[RECORDED DATA — start]

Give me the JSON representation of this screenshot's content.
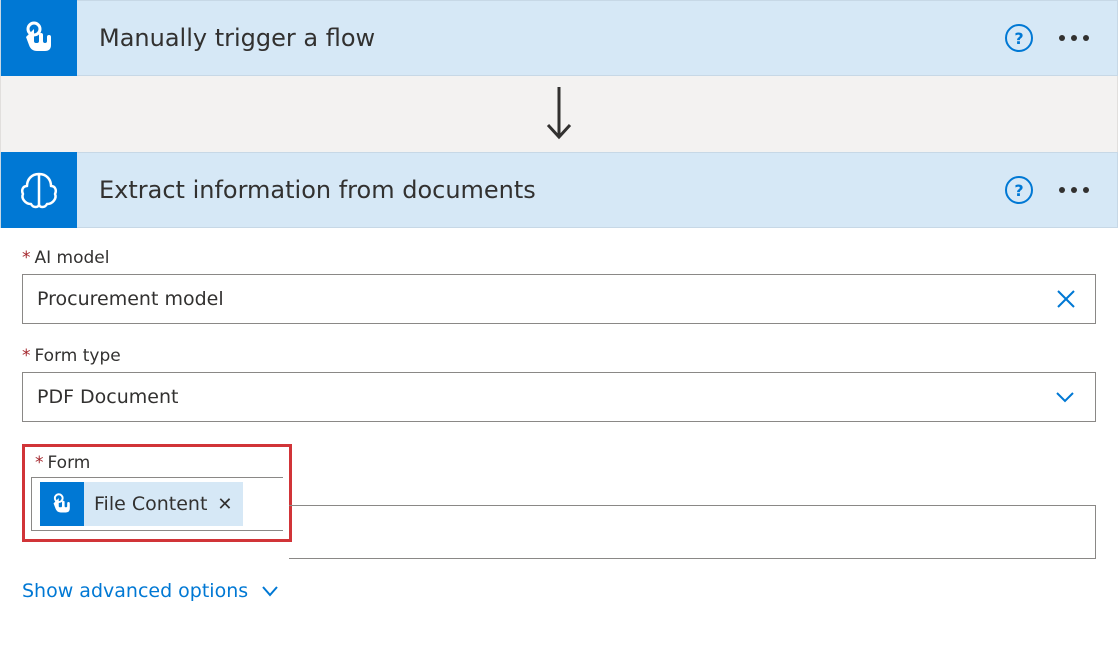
{
  "trigger": {
    "title": "Manually trigger a flow"
  },
  "action": {
    "title": "Extract information from documents"
  },
  "fields": {
    "ai_model": {
      "label": "AI model",
      "value": "Procurement model"
    },
    "form_type": {
      "label": "Form type",
      "value": "PDF Document"
    },
    "form": {
      "label": "Form",
      "token": "File Content"
    }
  },
  "advanced": {
    "toggle": "Show advanced options"
  }
}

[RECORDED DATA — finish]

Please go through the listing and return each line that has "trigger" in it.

  "trigger": {
    "title": "Manually trigger a flow"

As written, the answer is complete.